Jaitley, who will present the Union budget next month, said a loss-making railway would provide below-par services and would eventually not even have the resources to meet its expenditure.
In a Facebook posting titled ‘The Truth of Railway Fare Hike’, the minister said the decision to increase the rates was mooted by the Railway Board on February 5, when the United Progressive Alliance was in power. The board proposed a 5 per cent increase in freight rates and a 10 per cent increase in passenger fares.
The proposal was to rationalise freight rates with effect from April 1 and passenger fares with effect from May 1, he said.
“Even as the Interim Budget of the Railways was yet to come, the date May 1, 2014, was chosen hoping that the general
elections would be over by that day. The railways had proposed that this increase would give the railways an additional
revenue of Rs 7,900 crore.
“Armed with this decision, the then Railway Minister Shri Mallikarjuna Kharge met the then Prime Minister Shri Manmohan Singh on February 11, 2014. The then Prime Minister approved the hike and suggested that both freight and passenger fares should be implemented with effect from May 1, 2014, itself,” Jaitley said.
The Railway Board, Jaitley said, accordingly notified this increase on May 16, when the election results were being
declared.

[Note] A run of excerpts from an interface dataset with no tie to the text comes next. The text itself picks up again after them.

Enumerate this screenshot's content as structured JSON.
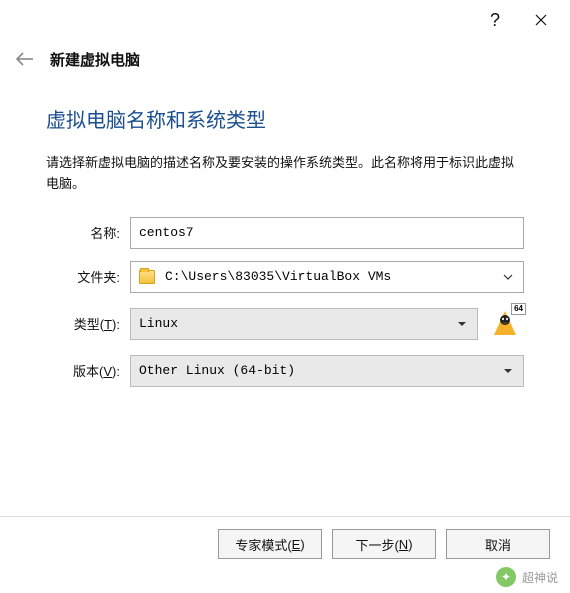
{
  "titlebar": {
    "help": "?",
    "close": "×"
  },
  "header": {
    "title": "新建虚拟电脑"
  },
  "page": {
    "heading": "虚拟电脑名称和系统类型",
    "description": "请选择新虚拟电脑的描述名称及要安装的操作系统类型。此名称将用于标识此虚拟电脑。"
  },
  "form": {
    "name_label": "名称:",
    "name_value": "centos7",
    "folder_label": "文件夹:",
    "folder_value": "C:\\Users\\83035\\VirtualBox VMs",
    "type_label_pre": "类型(",
    "type_label_u": "T",
    "type_label_post": "):",
    "type_value": "Linux",
    "version_label_pre": "版本(",
    "version_label_u": "V",
    "version_label_post": "):",
    "version_value": "Other Linux (64-bit)",
    "os_badge": "64"
  },
  "footer": {
    "expert_pre": "专家模式(",
    "expert_u": "E",
    "expert_post": ")",
    "next_pre": "下一步(",
    "next_u": "N",
    "next_post": ")",
    "cancel": "取消"
  },
  "watermark": {
    "text": "超神说"
  }
}
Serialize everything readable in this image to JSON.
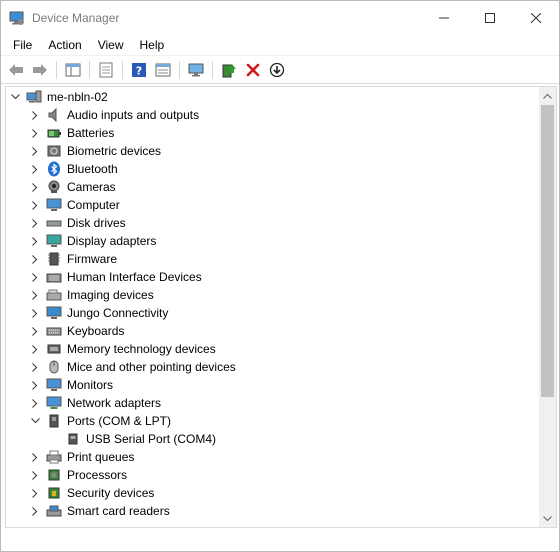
{
  "window": {
    "title": "Device Manager",
    "accent_color": "#cc0000"
  },
  "menu": [
    "File",
    "Action",
    "View",
    "Help"
  ],
  "toolbar_icons": [
    "back-arrow-icon",
    "forward-arrow-icon",
    "show-hide-tree-icon",
    "properties-icon",
    "help-icon",
    "device-view-icon",
    "scan-hardware-icon",
    "update-driver-icon",
    "uninstall-device-icon",
    "disable-device-icon"
  ],
  "tree": {
    "root": {
      "label": "me-nbln-02",
      "expanded": true
    },
    "categories": [
      {
        "label": "Audio inputs and outputs"
      },
      {
        "label": "Batteries"
      },
      {
        "label": "Biometric devices"
      },
      {
        "label": "Bluetooth"
      },
      {
        "label": "Cameras"
      },
      {
        "label": "Computer"
      },
      {
        "label": "Disk drives"
      },
      {
        "label": "Display adapters"
      },
      {
        "label": "Firmware"
      },
      {
        "label": "Human Interface Devices"
      },
      {
        "label": "Imaging devices"
      },
      {
        "label": "Jungo Connectivity"
      },
      {
        "label": "Keyboards"
      },
      {
        "label": "Memory technology devices"
      },
      {
        "label": "Mice and other pointing devices"
      },
      {
        "label": "Monitors"
      },
      {
        "label": "Network adapters"
      },
      {
        "label": "Ports (COM & LPT)",
        "expanded": true
      },
      {
        "label": "USB Serial Port (COM4)",
        "child": true,
        "highlighted": true
      },
      {
        "label": "Print queues"
      },
      {
        "label": "Processors"
      },
      {
        "label": "Security devices"
      },
      {
        "label": "Smart card readers"
      }
    ]
  }
}
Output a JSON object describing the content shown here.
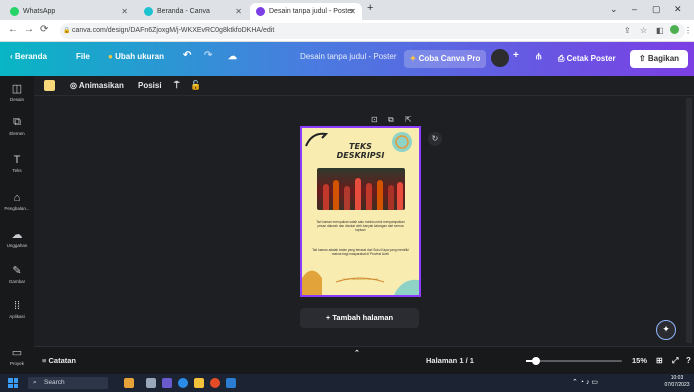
{
  "browser": {
    "tabs": [
      {
        "label": "WhatsApp",
        "icon": "whatsapp-icon",
        "color": "#25d366",
        "active": false
      },
      {
        "label": "Beranda - Canva",
        "icon": "canva-icon",
        "color": "#1ec3d0",
        "active": false
      },
      {
        "label": "Desain tanpa judul - Poster",
        "icon": "canva-icon",
        "color": "#7b3fe4",
        "active": true
      }
    ],
    "url": "canva.com/design/DAFn6ZjoxgM/j-WKXEvRC0g8ktkfoDKHA/edit"
  },
  "canva_bar": {
    "home": "Beranda",
    "file": "File",
    "resize": "Ubah ukuran",
    "doc_title": "Desain tanpa judul - Poster",
    "try_pro": "Coba Canva Pro",
    "print": "Cetak Poster",
    "share": "Bagikan"
  },
  "sidebar": [
    {
      "label": "Desain",
      "icon": "template-icon"
    },
    {
      "label": "Elemen",
      "icon": "elements-icon"
    },
    {
      "label": "Teks",
      "icon": "text-icon"
    },
    {
      "label": "Pengbalan...",
      "icon": "brand-icon"
    },
    {
      "label": "Unggahan",
      "icon": "upload-icon"
    },
    {
      "label": "Gambar",
      "icon": "draw-icon"
    },
    {
      "label": "Aplikasi",
      "icon": "apps-icon"
    },
    {
      "label": "Proyek",
      "icon": "folder-icon"
    }
  ],
  "toolbar": {
    "animate": "Animasikan",
    "position": "Posisi"
  },
  "poster": {
    "title_line1": "TEKS",
    "title_line2": "DESKRIPSI",
    "para1": "Tari kaman merupakan salah satu media untuk menyampaikan pesan dakwah dan disukai oleh banyak kalangan dari semua lapisan",
    "para2": "Tari kaman adalah tarian yang berasal dari Suku Kaya yang memiliki makna bagi masyarakat di Provinsi Aceh",
    "footer": "tarian tradisional indonesia",
    "background": "#f8ecb0"
  },
  "add_page": "+ Tambah halaman",
  "bottom": {
    "notes": "Catatan",
    "page_indicator": "Halaman 1 / 1",
    "zoom": "15%",
    "zoom_fraction": 0.1
  },
  "taskbar": {
    "search": "Search",
    "time": "10:03",
    "date": "07/07/2023"
  }
}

The decision gave effect “to what the Railway Board, the Rail Minister and the then Prime Minister had concurred.”
However, Jaitley added, then Railway Minister Kharge “developed cold feet and in the evening of May 16, 2014, even after the UPA had been defeated in the elections, he countermanded the order of the Railway Board so that theoretically the decision taken by him and the then Prime Minister is implemented by the Railway Minister of the NDA government.”
Jaitley said that by withdrawing the countermanding order, current Railway Minister D V Sadananda Gowda has taken
a challenging decision.
“The choice before Shri Gowda was whether to allow the Railways to bleed and eventually walk into a debt trap by following the policy of the UPA government or implement the decision which the UPA government had taken to increase the fares for both passenger and freight but did not have the courage to implement.”